[Try it]: Search the data for the word "zubeydemelekakkas" and copy out every line that has it.

[Items from a data source]:
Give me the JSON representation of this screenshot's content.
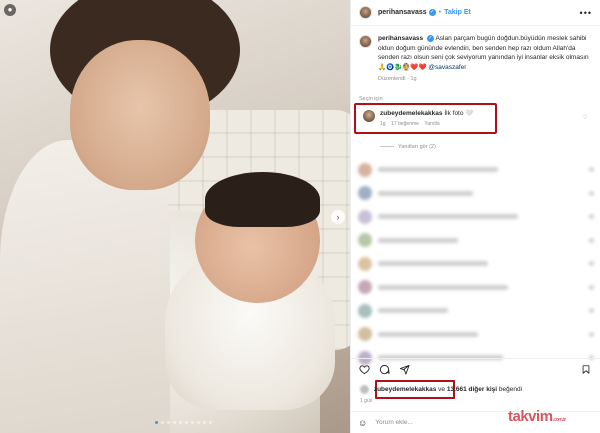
{
  "post": {
    "username": "perihansavass",
    "follow_label": "Takip Et",
    "more": "•••"
  },
  "caption": {
    "username": "perihansavass",
    "text": "Aslan parçam bugün doğdun.büyüdün meslek sahibi oldun doğum gününde evlendin, ben senden hep razı oldum Allah'da senden razı olsun seni çok seviyorum yanından iyi insanlar eksik olmasın 🙏🧿🐉👰❤️❤️",
    "mention": "@savaszafer",
    "edited": "Düzenlendi",
    "time": "1g"
  },
  "collapsed_row": "Seçin için",
  "highlighted_comment": {
    "username": "zubeydemelekakkas",
    "text": "İlk foto 🤍",
    "time": "1g",
    "likes": "17 beğenme",
    "reply": "Yanıtla"
  },
  "replies_toggle": "Yanıtları gör (2)",
  "blurred_colors": [
    "#d6b3a0",
    "#9fb0c4",
    "#c9c0d6",
    "#b8c7a6",
    "#d9c3a3",
    "#c4a8b7",
    "#a6c0bf",
    "#d1bfa0",
    "#bdb0c9"
  ],
  "likes": {
    "liker": "zubeydemelekakkas",
    "rest": "ve",
    "count_text": "13.661 diğer kişi",
    "suffix": "beğendi"
  },
  "timestamp": "1 gün",
  "composer": {
    "placeholder": "Yorum ekle..."
  },
  "watermark": {
    "brand": "takvim",
    "domain": ".com.tr"
  },
  "photo": {
    "slides": 10,
    "active_slide": 1
  }
}
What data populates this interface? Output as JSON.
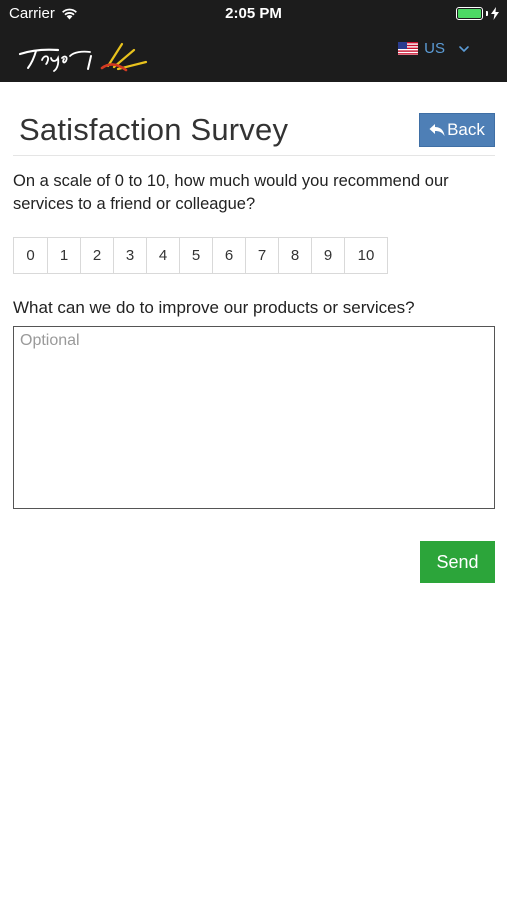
{
  "status_bar": {
    "carrier": "Carrier",
    "time": "2:05 PM"
  },
  "nav": {
    "language": "US",
    "accent_color": "#5b9bd5"
  },
  "page": {
    "title": "Satisfaction Survey",
    "back_label": "Back"
  },
  "survey": {
    "question_1": "On a scale of 0 to 10, how much would you recommend our services to a friend or colleague?",
    "scale_options": [
      "0",
      "1",
      "2",
      "3",
      "4",
      "5",
      "6",
      "7",
      "8",
      "9",
      "10"
    ],
    "question_2": "What can we do to improve our products or services?",
    "feedback_placeholder": "Optional",
    "feedback_value": "",
    "send_label": "Send"
  },
  "colors": {
    "back_button": "#4e7fb6",
    "send_button": "#2ca53a",
    "header_bg": "#1c1c1c"
  }
}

[Result for this task]:
    "username": "zubeydemelekakkas",
    "liker": "zubeydemelekakkas",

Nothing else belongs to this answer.